• **What to work on**: Where does the word "status" occur in the entries below? Copy every line that has it.

----

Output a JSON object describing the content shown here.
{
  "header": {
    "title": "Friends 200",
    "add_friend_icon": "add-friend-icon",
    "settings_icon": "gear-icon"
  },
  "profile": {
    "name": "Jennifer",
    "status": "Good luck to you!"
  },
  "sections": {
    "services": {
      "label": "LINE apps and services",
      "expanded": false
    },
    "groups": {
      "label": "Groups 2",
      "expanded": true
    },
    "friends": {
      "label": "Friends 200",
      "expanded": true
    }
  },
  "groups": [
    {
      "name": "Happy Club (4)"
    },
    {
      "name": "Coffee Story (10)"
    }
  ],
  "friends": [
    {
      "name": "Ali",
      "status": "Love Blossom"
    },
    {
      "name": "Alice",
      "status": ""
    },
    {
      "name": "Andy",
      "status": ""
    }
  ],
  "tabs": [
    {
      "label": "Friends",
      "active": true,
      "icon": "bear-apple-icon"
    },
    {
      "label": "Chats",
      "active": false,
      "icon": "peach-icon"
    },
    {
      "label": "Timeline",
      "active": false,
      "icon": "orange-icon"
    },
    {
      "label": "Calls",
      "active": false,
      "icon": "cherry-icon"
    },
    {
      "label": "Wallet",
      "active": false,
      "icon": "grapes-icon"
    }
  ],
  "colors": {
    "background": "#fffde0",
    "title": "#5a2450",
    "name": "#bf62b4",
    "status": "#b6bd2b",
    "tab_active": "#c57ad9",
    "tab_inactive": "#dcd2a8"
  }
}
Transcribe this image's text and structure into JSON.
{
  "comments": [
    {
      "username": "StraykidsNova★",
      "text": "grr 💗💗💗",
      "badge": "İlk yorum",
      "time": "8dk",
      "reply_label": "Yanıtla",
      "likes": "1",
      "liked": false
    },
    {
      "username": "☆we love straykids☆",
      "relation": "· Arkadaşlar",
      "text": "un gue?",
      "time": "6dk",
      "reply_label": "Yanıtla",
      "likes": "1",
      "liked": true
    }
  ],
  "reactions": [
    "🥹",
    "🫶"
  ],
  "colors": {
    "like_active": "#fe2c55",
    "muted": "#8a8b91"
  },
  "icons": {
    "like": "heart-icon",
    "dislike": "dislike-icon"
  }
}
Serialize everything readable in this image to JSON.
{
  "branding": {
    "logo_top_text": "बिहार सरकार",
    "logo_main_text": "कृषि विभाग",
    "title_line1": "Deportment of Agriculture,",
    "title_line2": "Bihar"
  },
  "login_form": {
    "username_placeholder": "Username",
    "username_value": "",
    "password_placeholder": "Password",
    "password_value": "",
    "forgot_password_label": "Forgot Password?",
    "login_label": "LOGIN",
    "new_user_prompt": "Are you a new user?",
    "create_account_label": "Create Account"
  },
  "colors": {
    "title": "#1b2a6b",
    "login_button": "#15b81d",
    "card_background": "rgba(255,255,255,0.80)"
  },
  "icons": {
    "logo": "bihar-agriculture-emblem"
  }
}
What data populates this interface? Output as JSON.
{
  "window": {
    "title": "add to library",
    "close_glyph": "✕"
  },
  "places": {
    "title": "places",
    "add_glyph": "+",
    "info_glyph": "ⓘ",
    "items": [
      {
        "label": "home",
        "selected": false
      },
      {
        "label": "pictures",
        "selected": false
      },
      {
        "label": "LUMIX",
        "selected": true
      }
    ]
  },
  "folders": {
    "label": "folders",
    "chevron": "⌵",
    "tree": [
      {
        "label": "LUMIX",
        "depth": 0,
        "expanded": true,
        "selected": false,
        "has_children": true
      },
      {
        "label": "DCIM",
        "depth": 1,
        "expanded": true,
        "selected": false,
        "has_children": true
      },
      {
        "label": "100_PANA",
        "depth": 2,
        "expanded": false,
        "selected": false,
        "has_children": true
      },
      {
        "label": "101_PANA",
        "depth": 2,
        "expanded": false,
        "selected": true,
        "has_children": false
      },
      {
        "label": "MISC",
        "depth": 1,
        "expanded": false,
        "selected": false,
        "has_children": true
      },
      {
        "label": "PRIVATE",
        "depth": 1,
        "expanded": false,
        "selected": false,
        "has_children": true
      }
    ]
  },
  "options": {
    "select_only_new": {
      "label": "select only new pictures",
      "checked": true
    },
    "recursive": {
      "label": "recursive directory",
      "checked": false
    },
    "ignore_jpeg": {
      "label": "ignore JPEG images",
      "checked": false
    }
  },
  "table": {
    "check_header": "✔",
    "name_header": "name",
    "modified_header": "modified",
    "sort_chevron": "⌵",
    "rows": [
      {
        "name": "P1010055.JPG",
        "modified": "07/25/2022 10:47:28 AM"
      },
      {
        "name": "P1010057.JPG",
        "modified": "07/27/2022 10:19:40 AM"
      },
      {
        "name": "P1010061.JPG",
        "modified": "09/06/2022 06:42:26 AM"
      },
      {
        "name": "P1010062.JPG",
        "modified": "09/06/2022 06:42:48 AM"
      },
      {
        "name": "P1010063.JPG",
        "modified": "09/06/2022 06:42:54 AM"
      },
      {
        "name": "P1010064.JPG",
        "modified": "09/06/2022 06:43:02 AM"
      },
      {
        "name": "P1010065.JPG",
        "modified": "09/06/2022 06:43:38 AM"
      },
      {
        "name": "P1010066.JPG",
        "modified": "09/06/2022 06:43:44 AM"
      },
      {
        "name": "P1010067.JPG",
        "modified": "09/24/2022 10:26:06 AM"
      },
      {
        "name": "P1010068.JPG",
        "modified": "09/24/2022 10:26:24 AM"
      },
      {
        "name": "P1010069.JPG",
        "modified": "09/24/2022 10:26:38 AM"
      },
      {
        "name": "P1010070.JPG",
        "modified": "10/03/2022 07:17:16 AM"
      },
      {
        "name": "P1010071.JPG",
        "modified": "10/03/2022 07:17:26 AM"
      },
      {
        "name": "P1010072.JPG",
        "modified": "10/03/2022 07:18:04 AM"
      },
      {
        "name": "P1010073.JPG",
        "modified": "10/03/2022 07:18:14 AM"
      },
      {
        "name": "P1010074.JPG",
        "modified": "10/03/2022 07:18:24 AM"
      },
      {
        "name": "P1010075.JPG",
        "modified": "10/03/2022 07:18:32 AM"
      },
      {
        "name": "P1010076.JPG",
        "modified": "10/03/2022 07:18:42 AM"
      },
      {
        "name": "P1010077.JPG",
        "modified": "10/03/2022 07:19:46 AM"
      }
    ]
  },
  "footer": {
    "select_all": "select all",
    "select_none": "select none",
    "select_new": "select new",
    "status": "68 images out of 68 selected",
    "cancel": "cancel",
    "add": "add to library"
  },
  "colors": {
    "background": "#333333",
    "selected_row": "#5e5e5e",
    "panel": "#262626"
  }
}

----

• **Problem solution**:
    "status": "Good luck to you!"
      "status": "Love Blossom"
      "status": ""
      "status": ""
    "status": "#b6bd2b",
    "status": "68 images out of 68 selected",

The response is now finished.